Teacher’s notes: introduction to presentation This minute assembly plan has been created by Kidscape trainers to introduce students to this year’s Anti-Bullying Week theme and give them an all round basic understanding of bullying. It has been designed for Key Stage 3. This presentation is part of Kidscape’s resource pack for Anti-Bullying Week The full pack includes lesson and assembly plans for both Key Stage 2 and 3, in addition to awareness and fundraising activities. Please download the full pack for free at NOTE: Comments for teachers are included in the notes section below each slide.
Stop the bullying of ALL children including those with Special Educational Needs and Disabilities. ANTI BULLYING WEEK th -21 st November 2014
What is Bullying? ‘Bullying is the repetitive, intentional hurting of one person or group by another person or group, where the relationship involves an imbalance of power.’ - The Anti-Bullying Alliance’s definition of bullying
Verbal Physical aggression Name calling Cyber bullying Social exclusion, gossip etc. Sexist, racist, homophobic ‘Differences’ Damage to property, extortion… What are the different types of bullying?
How can bullying effect people? What are the possible side effects and how does it make people feel? Depression Shyness Low self esteem Isolation Poor academic achievement Stop going to school Self harm Threatened or attempted suicide
Who gets bullied? Young people may get bullied because they… Feel bad about self Seen as oversensitive Lack humour Say no-one likes them Cry or become withdrawn Are lonely and isolated Are younger and weaker Have an obvious difference People are jealous of them NO REASON AT ALL!!!
Who gets bullied? Young people may get bullied because they: The Anti-Bullying Alliance has found evidence that disabled children & young people are significantly more likely to be bullied than their peers due to their mental or physical differences. 83% of young people with learning difficulties have experienced bullying at some point during their years at school. Who gets bullied? Young people may get bullied because they… Have an obvious difference
What can you do if you or someone else is being bullied? Tell someone you trust (a parent / carer, a teacher, a friend) If you feel under threat, always YELL to attract attention, RUN away from danger and TELL a teacher immediately. If you are being threatened for a possession, hand it over. No object, no matter how new or expensive, is more important than your safety.
What can you do if you or someone else is being bullied? Don't give your personal and online contact details to people you do not trust. Keep any nasty messages or s as evidence and show them to someone you trust. Don’t be a bystander ̶ if you see bullying happen, TELL someone.
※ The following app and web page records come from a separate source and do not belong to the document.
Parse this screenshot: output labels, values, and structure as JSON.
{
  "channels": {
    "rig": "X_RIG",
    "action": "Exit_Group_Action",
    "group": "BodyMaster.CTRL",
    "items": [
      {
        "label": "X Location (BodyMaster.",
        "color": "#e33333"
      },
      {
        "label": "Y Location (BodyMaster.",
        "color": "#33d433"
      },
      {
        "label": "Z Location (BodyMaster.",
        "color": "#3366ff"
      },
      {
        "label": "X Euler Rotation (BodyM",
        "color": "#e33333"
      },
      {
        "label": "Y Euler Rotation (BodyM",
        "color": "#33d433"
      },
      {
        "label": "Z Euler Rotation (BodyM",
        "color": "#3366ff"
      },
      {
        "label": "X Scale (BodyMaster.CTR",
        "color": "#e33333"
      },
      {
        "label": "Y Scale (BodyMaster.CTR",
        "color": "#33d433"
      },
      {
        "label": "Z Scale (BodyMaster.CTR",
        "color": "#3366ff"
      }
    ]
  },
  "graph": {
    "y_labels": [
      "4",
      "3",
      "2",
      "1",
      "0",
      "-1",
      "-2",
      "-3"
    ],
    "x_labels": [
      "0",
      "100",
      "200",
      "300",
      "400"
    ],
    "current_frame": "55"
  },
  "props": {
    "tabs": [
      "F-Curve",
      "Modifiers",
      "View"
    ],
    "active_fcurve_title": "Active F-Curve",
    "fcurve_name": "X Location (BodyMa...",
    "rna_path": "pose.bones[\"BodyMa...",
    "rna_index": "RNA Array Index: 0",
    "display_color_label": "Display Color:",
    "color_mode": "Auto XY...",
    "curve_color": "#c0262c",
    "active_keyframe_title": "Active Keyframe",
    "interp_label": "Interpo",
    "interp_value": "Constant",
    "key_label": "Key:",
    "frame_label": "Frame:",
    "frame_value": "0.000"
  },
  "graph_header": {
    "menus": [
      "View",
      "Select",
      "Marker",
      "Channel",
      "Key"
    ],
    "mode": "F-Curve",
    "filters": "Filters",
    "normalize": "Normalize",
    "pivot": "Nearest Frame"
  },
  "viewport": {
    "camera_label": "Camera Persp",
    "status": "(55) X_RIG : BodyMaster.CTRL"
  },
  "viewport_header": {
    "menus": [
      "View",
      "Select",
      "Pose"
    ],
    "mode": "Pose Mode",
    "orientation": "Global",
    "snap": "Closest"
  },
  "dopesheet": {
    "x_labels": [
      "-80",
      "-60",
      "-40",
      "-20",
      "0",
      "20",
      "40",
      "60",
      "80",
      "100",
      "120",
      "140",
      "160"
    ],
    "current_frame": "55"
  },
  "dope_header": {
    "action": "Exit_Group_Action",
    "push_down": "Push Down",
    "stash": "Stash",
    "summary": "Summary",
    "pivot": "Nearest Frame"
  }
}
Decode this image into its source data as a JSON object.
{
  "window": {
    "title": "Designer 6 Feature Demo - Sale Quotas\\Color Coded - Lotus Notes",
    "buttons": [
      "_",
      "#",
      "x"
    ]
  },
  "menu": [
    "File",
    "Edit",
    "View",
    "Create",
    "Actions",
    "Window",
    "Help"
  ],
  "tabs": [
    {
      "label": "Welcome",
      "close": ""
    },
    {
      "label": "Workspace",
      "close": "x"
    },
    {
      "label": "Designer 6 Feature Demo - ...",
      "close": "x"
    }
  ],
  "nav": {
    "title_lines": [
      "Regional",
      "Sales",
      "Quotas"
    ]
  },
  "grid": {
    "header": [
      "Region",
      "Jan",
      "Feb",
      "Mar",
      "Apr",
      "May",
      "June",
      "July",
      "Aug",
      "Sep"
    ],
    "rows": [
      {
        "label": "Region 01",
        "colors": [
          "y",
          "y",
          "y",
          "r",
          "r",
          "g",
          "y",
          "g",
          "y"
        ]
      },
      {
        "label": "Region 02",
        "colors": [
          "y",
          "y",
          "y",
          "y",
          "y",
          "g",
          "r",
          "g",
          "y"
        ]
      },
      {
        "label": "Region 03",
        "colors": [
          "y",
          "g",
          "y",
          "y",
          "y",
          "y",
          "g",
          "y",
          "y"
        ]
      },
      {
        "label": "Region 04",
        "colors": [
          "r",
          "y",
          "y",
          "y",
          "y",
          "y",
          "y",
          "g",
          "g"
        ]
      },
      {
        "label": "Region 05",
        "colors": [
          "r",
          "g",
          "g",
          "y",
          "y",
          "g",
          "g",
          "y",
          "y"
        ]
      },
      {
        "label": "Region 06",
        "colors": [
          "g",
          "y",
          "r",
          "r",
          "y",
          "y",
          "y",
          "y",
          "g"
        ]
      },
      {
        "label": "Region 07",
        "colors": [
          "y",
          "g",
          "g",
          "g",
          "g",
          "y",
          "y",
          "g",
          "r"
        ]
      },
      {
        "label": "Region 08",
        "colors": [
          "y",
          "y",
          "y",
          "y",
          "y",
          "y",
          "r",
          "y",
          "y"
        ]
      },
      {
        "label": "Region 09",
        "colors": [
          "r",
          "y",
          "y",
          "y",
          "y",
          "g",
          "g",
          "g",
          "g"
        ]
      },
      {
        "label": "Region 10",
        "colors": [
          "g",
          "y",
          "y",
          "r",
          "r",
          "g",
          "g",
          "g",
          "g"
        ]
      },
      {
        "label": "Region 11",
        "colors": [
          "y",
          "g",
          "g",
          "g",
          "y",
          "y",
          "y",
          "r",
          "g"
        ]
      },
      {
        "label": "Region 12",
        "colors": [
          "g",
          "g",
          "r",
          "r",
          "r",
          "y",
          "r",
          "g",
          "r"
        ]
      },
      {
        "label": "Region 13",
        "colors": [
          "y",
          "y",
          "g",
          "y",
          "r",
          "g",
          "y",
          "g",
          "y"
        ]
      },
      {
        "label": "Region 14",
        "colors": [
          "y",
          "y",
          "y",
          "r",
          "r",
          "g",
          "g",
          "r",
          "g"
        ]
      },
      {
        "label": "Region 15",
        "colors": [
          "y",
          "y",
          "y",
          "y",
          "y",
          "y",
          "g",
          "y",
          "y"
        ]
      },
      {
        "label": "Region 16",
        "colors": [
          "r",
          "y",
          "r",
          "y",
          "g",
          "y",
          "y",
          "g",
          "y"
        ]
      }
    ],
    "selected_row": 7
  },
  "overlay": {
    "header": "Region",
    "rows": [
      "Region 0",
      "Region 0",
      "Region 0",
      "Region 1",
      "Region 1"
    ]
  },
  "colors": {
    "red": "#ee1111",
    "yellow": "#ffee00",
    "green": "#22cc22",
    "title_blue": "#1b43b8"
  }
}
This Anti-Bullying Week we ask your school to work together to stop the bullying of ALL children and young people. CALL FOR ACTION What can you do to help? Please keep us up to date with all your awareness & fundraising activities this Anti –Bullying Week by using the hashtag… #StopBullying4All